Objective: To examine the tobacco industry's public and private responses to rising concern over the health effects of environmental tobacco smoke (ETS).
Data sources: Documents from Brown and Williamson Tobacco Corporation (B&W), the British American Tobacco Company (BAT), and other tobacco interests provided by an anonymous source, obtained from Congress, and received from the private papers of a former BAT officer.
Study selection: All available materials, including confidential reports regarding research and internal memoranda exchanged between tobacco industry lawyers.

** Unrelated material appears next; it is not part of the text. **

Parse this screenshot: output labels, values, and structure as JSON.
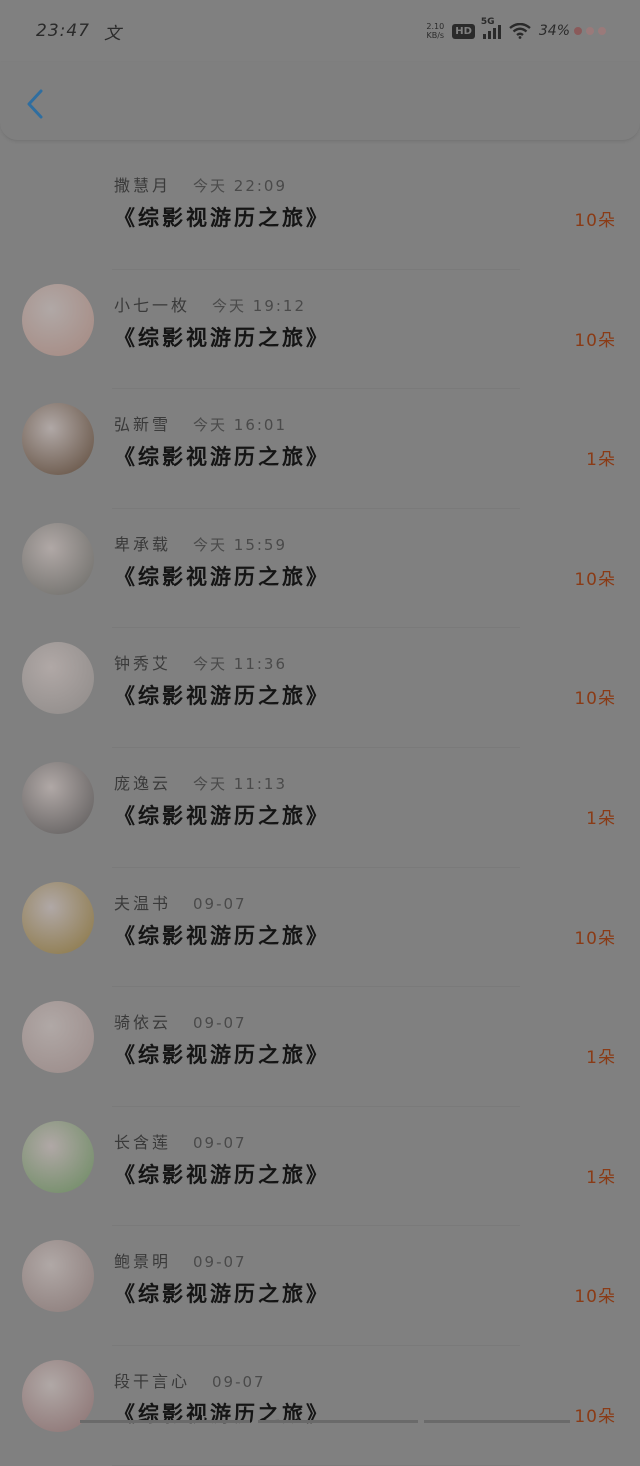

Conclusions: Privately, B&W and BAT began conducting research related to ETS in the mid 1970s. BAT researchers appear to have determined that sidestream smoke produces irritation, that it contains toxic substances including N-nitrosamines, and that it is "biologically active" (eg, carcinogenic) in laboratory tests. During the 1980s, the primary purpose of BAT's research related to ETS was to develop a new cigarette that emitted less irritating and less biologically active sidestream smoke. Publicly, the tobacco industry has denied that exposure to ETS has been proven dangerous to health. It has criticized the methodology of published research on ETS, even when some of its own consultants have privately acknowledged that the research was valid. In addition, the industry has funded scientific research with the stated purpose of anticipating and refuting the evidence against ETS. The tobacco industry's strategy regarding passive smoking has been remarkably similar to its strategy regarding active smoking. It has privately conducted internal research, at least some of which has supported the conclusion that passive smoking is dangerous to health, while it has publicly denied that the hazards have been proven.